In this camp with Neuhaus and Wilson are Notre Dame's George Marsden, Wake Forest's Nathan Hatch, and Yale's Harry Stout. * But how widespread is this rethinking of supersessionism? Probably not very. In evangelicalism, the intelligentsia have no efficient way to influence the laity. The Catholic Church, despite its hierarchical structure, actually has less distance between the theologians and the laity. After Vatican II, priests knew, for example, that Jews had been absolved of guilt for the crucifixion, and priests told the people in the pews. There's no similar mechanism for spreading the word across evangelical America; when it comes to a softer, gentler supersessionism, millions of fundamentalists haven't gotten the memo. Their Sunday school lessons on how to convert Jews, Muslims, and Catholics haven't changed in 50 years. And many born-again Christians prefer it that way. To them, the danger of watering down the good news of salvation is far more worrisome than the danger of stepping on someone else's sensibilities.
The evangelical intellectuals would argue that an evangelism that emphasizes equal dialogue is more theologically true, more conducive to awareness of God's plans for all his people. (I think they're right.) But it's unclear exactly what their evangelism looks like in practice. I have evangelical friends in this camp who have never tried to convert me. But I know that some of them are trying to model Christianity, hoping that I will get curious about church and ask to come along one of these days. One local businessman in my town invites acquaintances to play pickup basketball with his "friends," who just happen to be members of his fundamentalist church.
If the goal is to get along in a pluralistic society, then evangelism through basketball or good conversation may work better than earnestly inquiring about the state of another's soul. But the soft sell can easily seem like subterfuge. I, for one, want to know when a friend hopes I'll become a Christian (just as he should know that I am trying to make him a fan of American Idol). And the greater worry may be for evangelicals themselves. Pluralism is not, after all, a traditional aim of born-again Christians; rather, they are supposed to be a witness for the Messiah who has come and will come again. Most traditional evangelicals would agree with the Jewish literary critic Stanley Fish, who has argued that evangelicals are obligated, if they're intellectually honest, to proclaim frankly that theirs is the universal truth.

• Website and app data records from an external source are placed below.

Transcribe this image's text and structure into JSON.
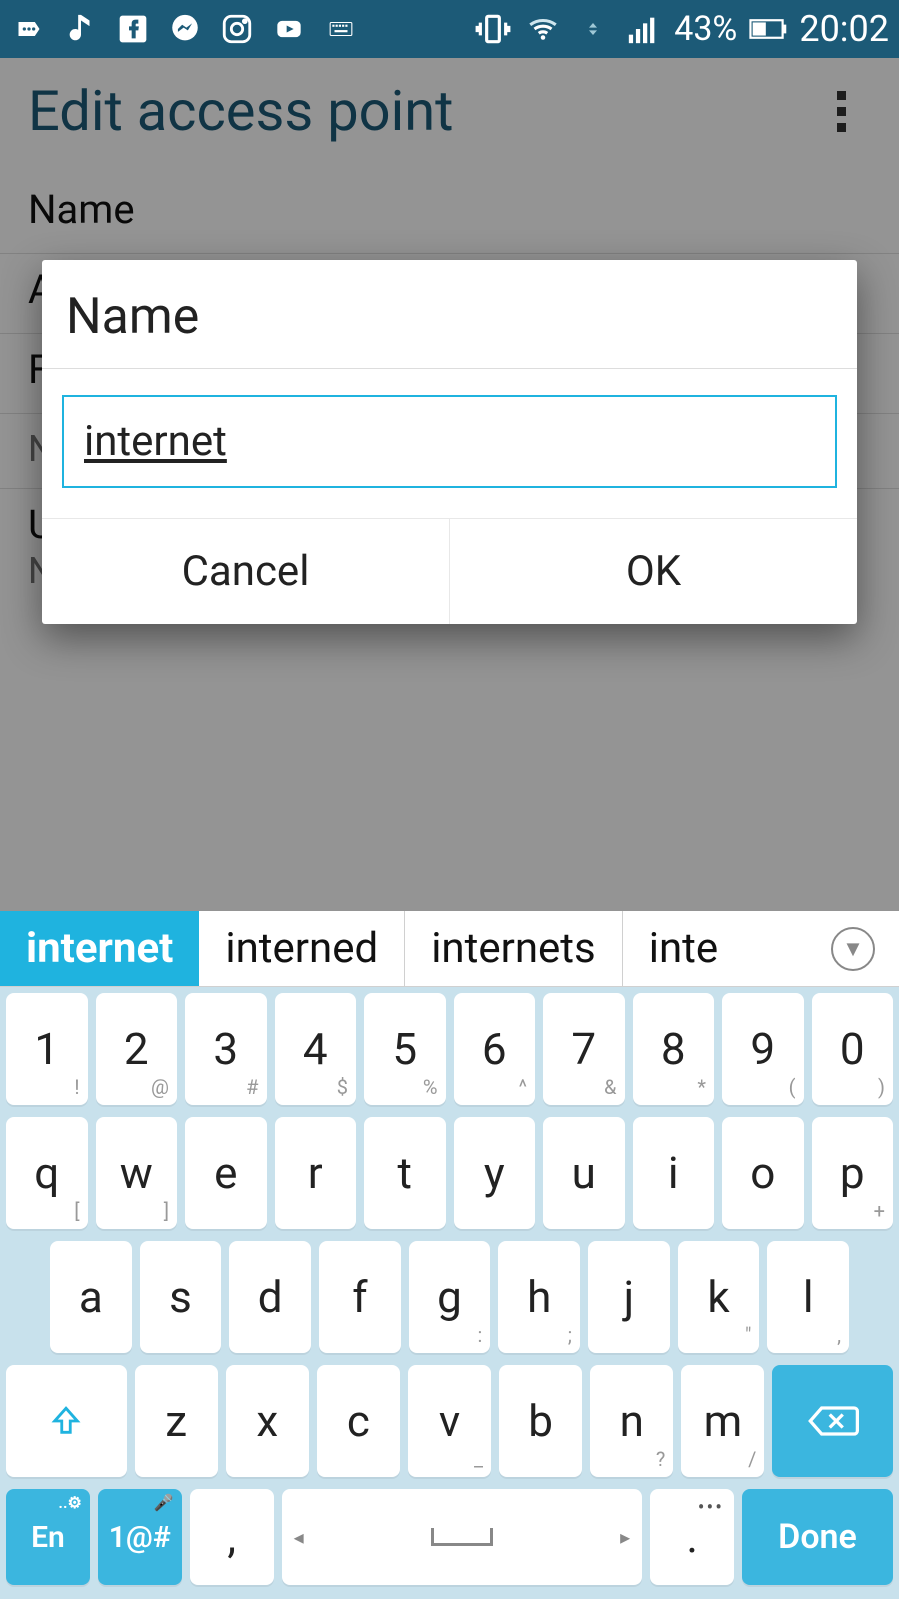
{
  "statusbar": {
    "battery_pct": "43%",
    "clock": "20:02"
  },
  "page": {
    "title": "Edit access point",
    "fields": [
      {
        "label": "Name",
        "value": ""
      },
      {
        "label": "A",
        "value": ""
      },
      {
        "label": "F",
        "value": ""
      },
      {
        "label": "",
        "value": "Not set"
      },
      {
        "label": "Username",
        "value": "Not set"
      }
    ]
  },
  "dialog": {
    "title": "Name",
    "input_value": "internet",
    "cancel": "Cancel",
    "ok": "OK"
  },
  "suggestions": [
    "internet",
    "interned",
    "internets",
    "inte"
  ],
  "keyboard": {
    "row1": [
      {
        "m": "1",
        "s": "!"
      },
      {
        "m": "2",
        "s": "@"
      },
      {
        "m": "3",
        "s": "#"
      },
      {
        "m": "4",
        "s": "$"
      },
      {
        "m": "5",
        "s": "%"
      },
      {
        "m": "6",
        "s": "^"
      },
      {
        "m": "7",
        "s": "&"
      },
      {
        "m": "8",
        "s": "*"
      },
      {
        "m": "9",
        "s": "("
      },
      {
        "m": "0",
        "s": ")"
      }
    ],
    "row2": [
      {
        "m": "q",
        "s": "["
      },
      {
        "m": "w",
        "s": "]"
      },
      {
        "m": "e",
        "s": ""
      },
      {
        "m": "r",
        "s": ""
      },
      {
        "m": "t",
        "s": ""
      },
      {
        "m": "y",
        "s": ""
      },
      {
        "m": "u",
        "s": ""
      },
      {
        "m": "i",
        "s": ""
      },
      {
        "m": "o",
        "s": ""
      },
      {
        "m": "p",
        "s": "+"
      }
    ],
    "row3": [
      {
        "m": "a",
        "s": ""
      },
      {
        "m": "s",
        "s": ""
      },
      {
        "m": "d",
        "s": ""
      },
      {
        "m": "f",
        "s": ""
      },
      {
        "m": "g",
        "s": ":"
      },
      {
        "m": "h",
        "s": ";"
      },
      {
        "m": "j",
        "s": ""
      },
      {
        "m": "k",
        "s": "\""
      },
      {
        "m": "l",
        "s": ","
      }
    ],
    "row4": [
      {
        "m": "z",
        "s": ""
      },
      {
        "m": "x",
        "s": ""
      },
      {
        "m": "c",
        "s": ""
      },
      {
        "m": "v",
        "s": "_"
      },
      {
        "m": "b",
        "s": ""
      },
      {
        "m": "n",
        "s": "?"
      },
      {
        "m": "m",
        "s": "/"
      }
    ],
    "bottom": {
      "lang": "En",
      "sym": "1@#",
      "comma": ",",
      "dot": ".",
      "done": "Done"
    }
  }
}
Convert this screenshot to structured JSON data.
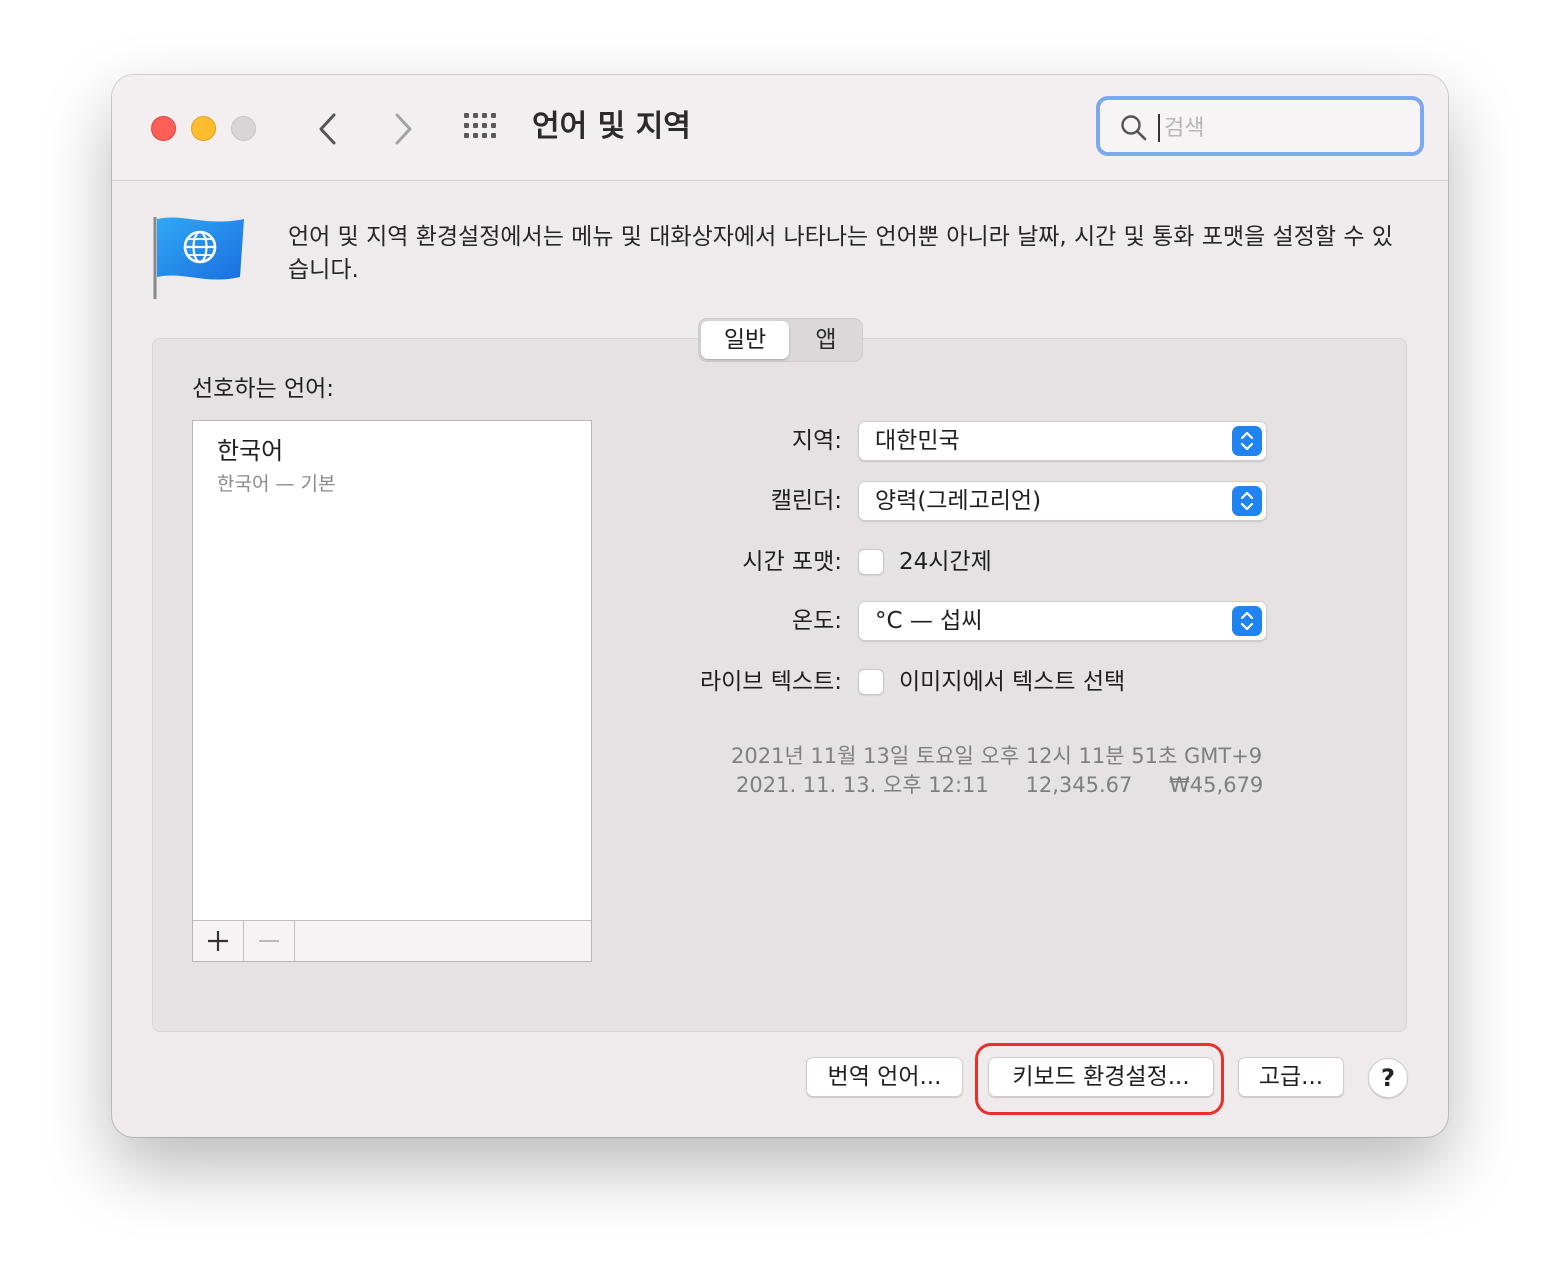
{
  "window": {
    "title": "언어 및 지역"
  },
  "search": {
    "placeholder": "검색"
  },
  "description": "언어 및 지역 환경설정에서는 메뉴 및 대화상자에서 나타나는 언어뿐 아니라 날짜, 시간 및 통화 포맷을 설정할 수 있습니다.",
  "tabs": [
    {
      "label": "일반",
      "active": true
    },
    {
      "label": "앱",
      "active": false
    }
  ],
  "preferred_languages": {
    "label": "선호하는 언어:",
    "items": [
      {
        "name": "한국어",
        "subtitle": "한국어 — 기본"
      }
    ],
    "add_label": "+",
    "remove_label": "—"
  },
  "settings": {
    "region": {
      "label": "지역:",
      "value": "대한민국"
    },
    "calendar": {
      "label": "캘린더:",
      "value": "양력(그레고리언)"
    },
    "time_format": {
      "label": "시간 포맷:",
      "checkbox_label": "24시간제",
      "checked": false
    },
    "temperature": {
      "label": "온도:",
      "value": "°C — 섭씨"
    },
    "live_text": {
      "label": "라이브 텍스트:",
      "checkbox_label": "이미지에서 텍스트 선택",
      "checked": false
    }
  },
  "sample": {
    "line1": "2021년 11월 13일 토요일 오후 12시 11분 51초 GMT+9",
    "date_short": "2021. 11. 13. 오후 12:11",
    "number": "12,345.67",
    "currency": "₩45,679"
  },
  "buttons": {
    "translation": "번역 언어...",
    "keyboard": "키보드 환경설정...",
    "advanced": "고급...",
    "help": "?"
  },
  "colors": {
    "accent": "#1f84f2",
    "highlight": "#e8312a",
    "close": "#fe5f57",
    "minimize": "#febc2e"
  }
}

Any hemming and hawing is just caving in to liberal sensibilities. According to that view, the Christian truth is one that all Jews, the stricken Ariel Sharon included, urgently need to hear.